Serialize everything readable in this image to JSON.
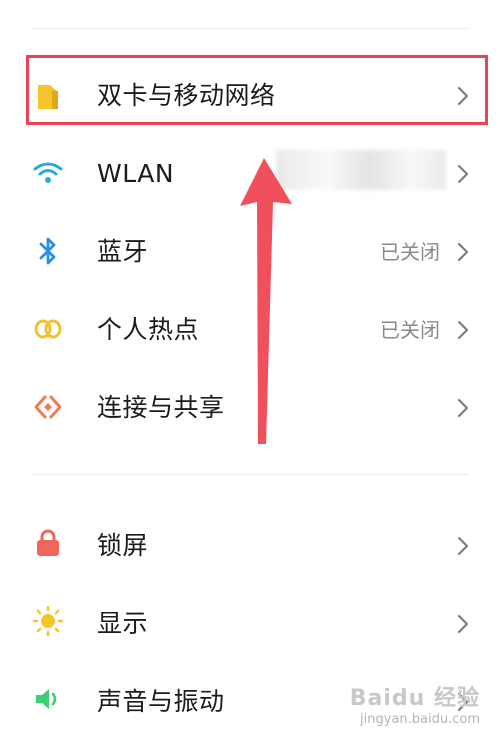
{
  "settings": {
    "group1": [
      {
        "label": "双卡与移动网络",
        "status": "",
        "icon": "sim-card-icon",
        "color": "#f5c428"
      },
      {
        "label": "WLAN",
        "status": "",
        "icon": "wifi-icon",
        "color": "#2aa8e8"
      },
      {
        "label": "蓝牙",
        "status": "已关闭",
        "icon": "bluetooth-icon",
        "color": "#2a8fe8"
      },
      {
        "label": "个人热点",
        "status": "已关闭",
        "icon": "hotspot-icon",
        "color": "#f2c12e"
      },
      {
        "label": "连接与共享",
        "status": "",
        "icon": "connection-share-icon",
        "color": "#f07a57"
      }
    ],
    "group2": [
      {
        "label": "锁屏",
        "status": "",
        "icon": "lock-icon",
        "color": "#f0665a"
      },
      {
        "label": "显示",
        "status": "",
        "icon": "sun-icon",
        "color": "#f5c428"
      },
      {
        "label": "声音与振动",
        "status": "",
        "icon": "speaker-icon",
        "color": "#3ccf78"
      }
    ]
  },
  "annotation": {
    "highlight_color": "#e8434e",
    "arrow_color": "#f0505c"
  },
  "watermark": {
    "brand": "Baidu 经验",
    "url": "jingyan.baidu.com"
  }
}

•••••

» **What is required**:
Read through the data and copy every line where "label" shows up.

» **Expected output**:
        "label": "双卡与移动网络",
        "label": "WLAN",
        "label": "蓝牙",
        "label": "个人热点",
        "label": "连接与共享",
        "label": "锁屏",
        "label": "显示",
        "label": "声音与振动",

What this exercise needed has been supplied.